### [Task requirements]
Copy each line of the material beneath that holds the word "value".

### [Information given]
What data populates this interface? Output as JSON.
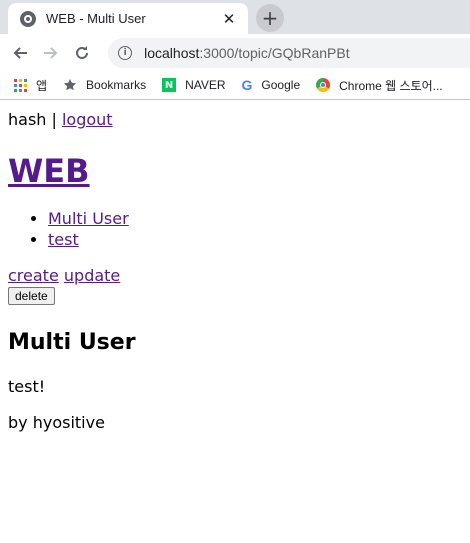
{
  "browser": {
    "tab_title": "WEB - Multi User",
    "tab_close": "✕",
    "new_tab": "+",
    "url_host": "localhost",
    "url_path": ":3000/topic/GQbRanPBt",
    "bookmarks": [
      {
        "label": "앱",
        "icon": "apps-grid-icon"
      },
      {
        "label": "Bookmarks",
        "icon": "star-icon"
      },
      {
        "label": "NAVER",
        "icon": "naver-icon"
      },
      {
        "label": "Google",
        "icon": "google-icon"
      },
      {
        "label": "Chrome 웹 스토어...",
        "icon": "chrome-webstore-icon"
      }
    ],
    "icon_glyphs": {
      "naver": "N",
      "google": "G",
      "info": "i"
    }
  },
  "page": {
    "auth_user": "hash",
    "auth_separator": " | ",
    "logout_label": "logout",
    "site_title": "WEB",
    "topics": [
      "Multi User",
      "test"
    ],
    "create_label": "create",
    "update_label": "update",
    "delete_label": "delete",
    "topic_title": "Multi User",
    "topic_description": "test!",
    "byline": "by hyositive"
  },
  "colors": {
    "link_visited": "#551a8b",
    "tabstrip_bg": "#dee1e6",
    "omnibox_bg": "#f1f3f4"
  }
}
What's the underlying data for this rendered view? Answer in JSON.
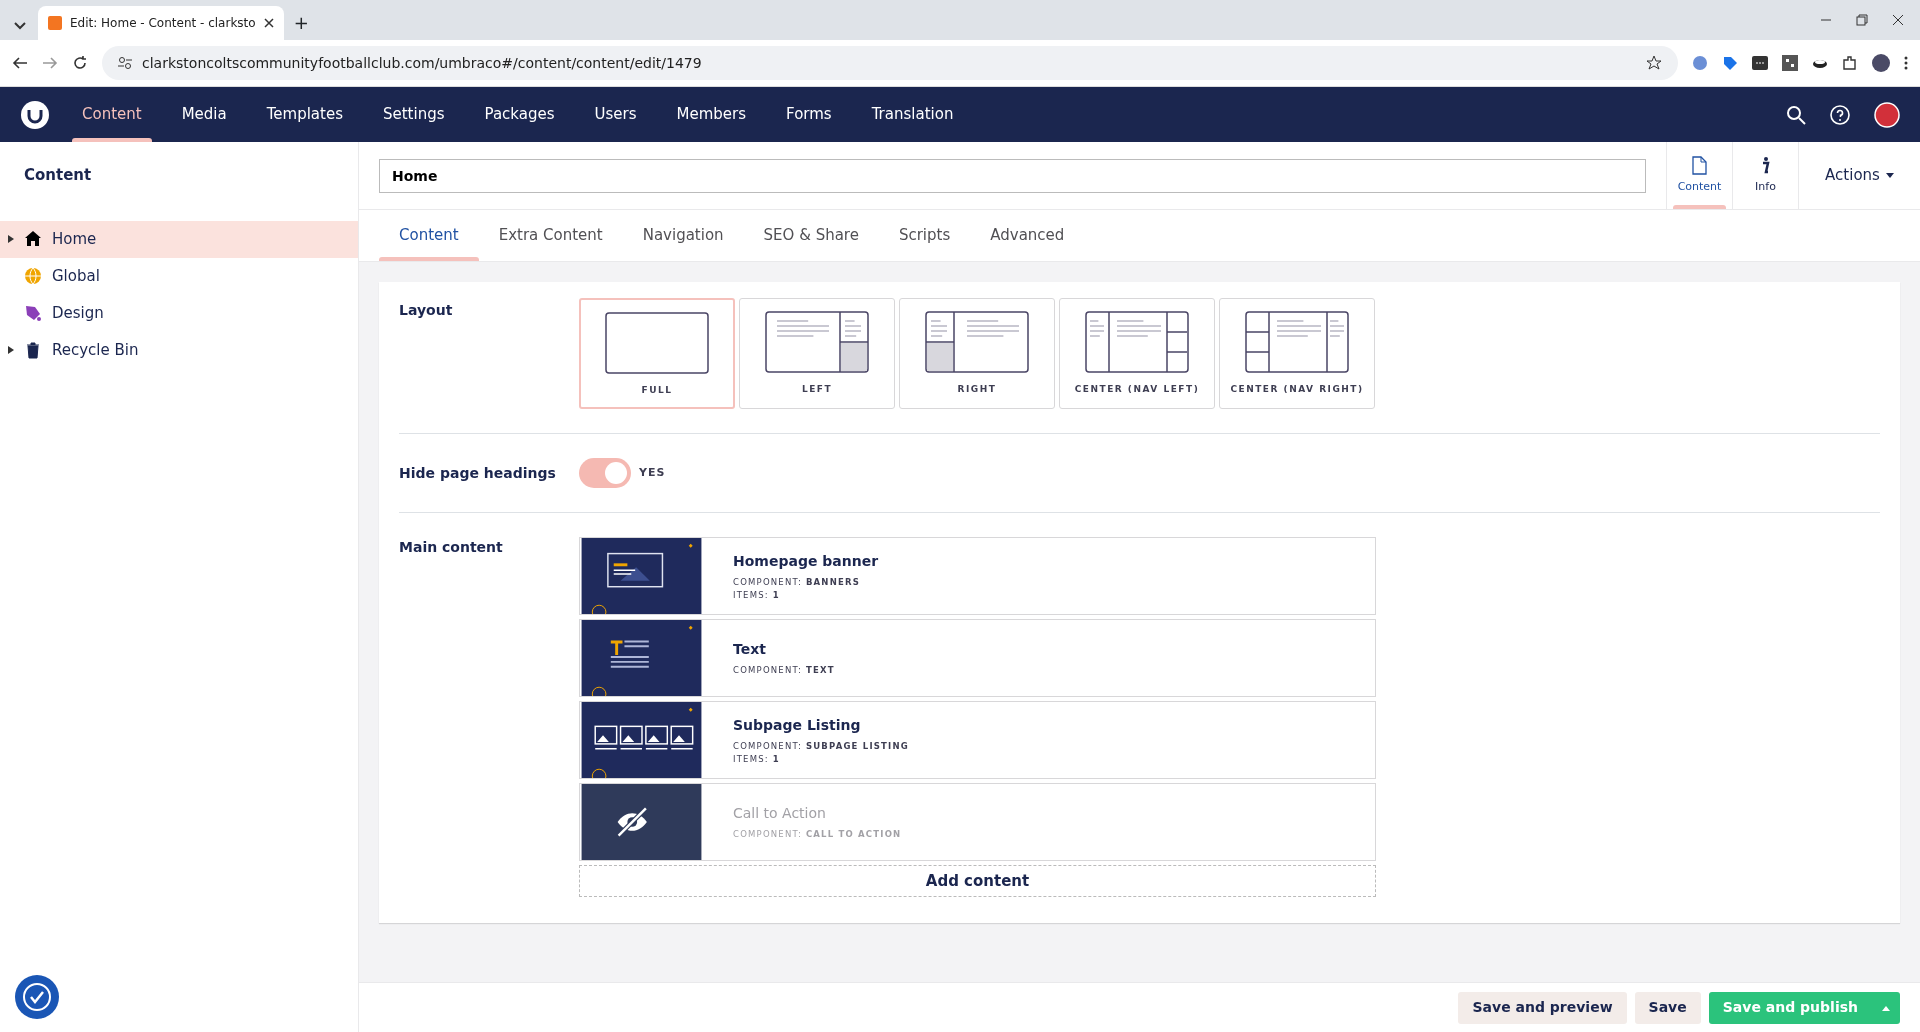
{
  "browser": {
    "tab_title": "Edit: Home - Content - clarksto",
    "new_tab": "+",
    "url": "clarkstoncoltscommunityfootballclub.com/umbraco#/content/content/edit/1479"
  },
  "header": {
    "sections": [
      {
        "label": "Content",
        "selected": true
      },
      {
        "label": "Media",
        "selected": false
      },
      {
        "label": "Templates",
        "selected": false
      },
      {
        "label": "Settings",
        "selected": false
      },
      {
        "label": "Packages",
        "selected": false
      },
      {
        "label": "Users",
        "selected": false
      },
      {
        "label": "Members",
        "selected": false
      },
      {
        "label": "Forms",
        "selected": false
      },
      {
        "label": "Translation",
        "selected": false
      }
    ]
  },
  "sidebar": {
    "title": "Content",
    "items": [
      {
        "label": "Home",
        "kind": "home",
        "selected": true,
        "has_children": true
      },
      {
        "label": "Global",
        "kind": "globe",
        "selected": false,
        "has_children": false
      },
      {
        "label": "Design",
        "kind": "paint",
        "selected": false,
        "has_children": false
      },
      {
        "label": "Recycle Bin",
        "kind": "bin",
        "selected": false,
        "has_children": true
      }
    ]
  },
  "editor": {
    "name": "Home",
    "apps": [
      {
        "label": "Content",
        "kind": "document",
        "selected": true
      },
      {
        "label": "Info",
        "kind": "info",
        "selected": false
      }
    ],
    "actions": "Actions",
    "tabs": [
      {
        "label": "Content",
        "selected": true
      },
      {
        "label": "Extra Content",
        "selected": false
      },
      {
        "label": "Navigation",
        "selected": false
      },
      {
        "label": "SEO & Share",
        "selected": false
      },
      {
        "label": "Scripts",
        "selected": false
      },
      {
        "label": "Advanced",
        "selected": false
      }
    ]
  },
  "properties": {
    "layout": {
      "label": "Layout",
      "options": [
        {
          "label": "FULL",
          "kind": "full",
          "selected": true
        },
        {
          "label": "LEFT",
          "kind": "left",
          "selected": false
        },
        {
          "label": "RIGHT",
          "kind": "right",
          "selected": false
        },
        {
          "label": "CENTER (NAV LEFT)",
          "kind": "center-left",
          "selected": false
        },
        {
          "label": "CENTER (NAV RIGHT)",
          "kind": "center-right",
          "selected": false
        }
      ]
    },
    "hide_headings": {
      "label": "Hide page headings",
      "on": true,
      "value": "YES"
    },
    "main_content": {
      "label": "Main content",
      "items": [
        {
          "title": "Homepage banner",
          "kind": "banner",
          "hidden": false,
          "meta": [
            {
              "key": "COMPONENT:",
              "value": "BANNERS"
            },
            {
              "key": "ITEMS:",
              "value": "1"
            }
          ]
        },
        {
          "title": "Text",
          "kind": "text",
          "hidden": false,
          "meta": [
            {
              "key": "COMPONENT:",
              "value": "TEXT"
            }
          ]
        },
        {
          "title": "Subpage Listing",
          "kind": "listing",
          "hidden": false,
          "meta": [
            {
              "key": "COMPONENT:",
              "value": "SUBPAGE LISTING"
            },
            {
              "key": "ITEMS:",
              "value": "1"
            }
          ]
        },
        {
          "title": "Call to Action",
          "kind": "cta",
          "hidden": true,
          "meta": [
            {
              "key": "COMPONENT:",
              "value": "CALL TO ACTION"
            }
          ]
        }
      ],
      "add": "Add content"
    }
  },
  "footer": {
    "buttons": [
      {
        "label": "Save and preview",
        "kind": "secondary"
      },
      {
        "label": "Save",
        "kind": "secondary"
      },
      {
        "label": "Save and publish",
        "kind": "primary"
      }
    ]
  }
}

### [Response]
      "value": "YES"
              "value": "BANNERS"
              "value": "1"
              "value": "TEXT"
              "value": "SUBPAGE LISTING"
              "value": "1"
              "value": "CALL TO ACTION"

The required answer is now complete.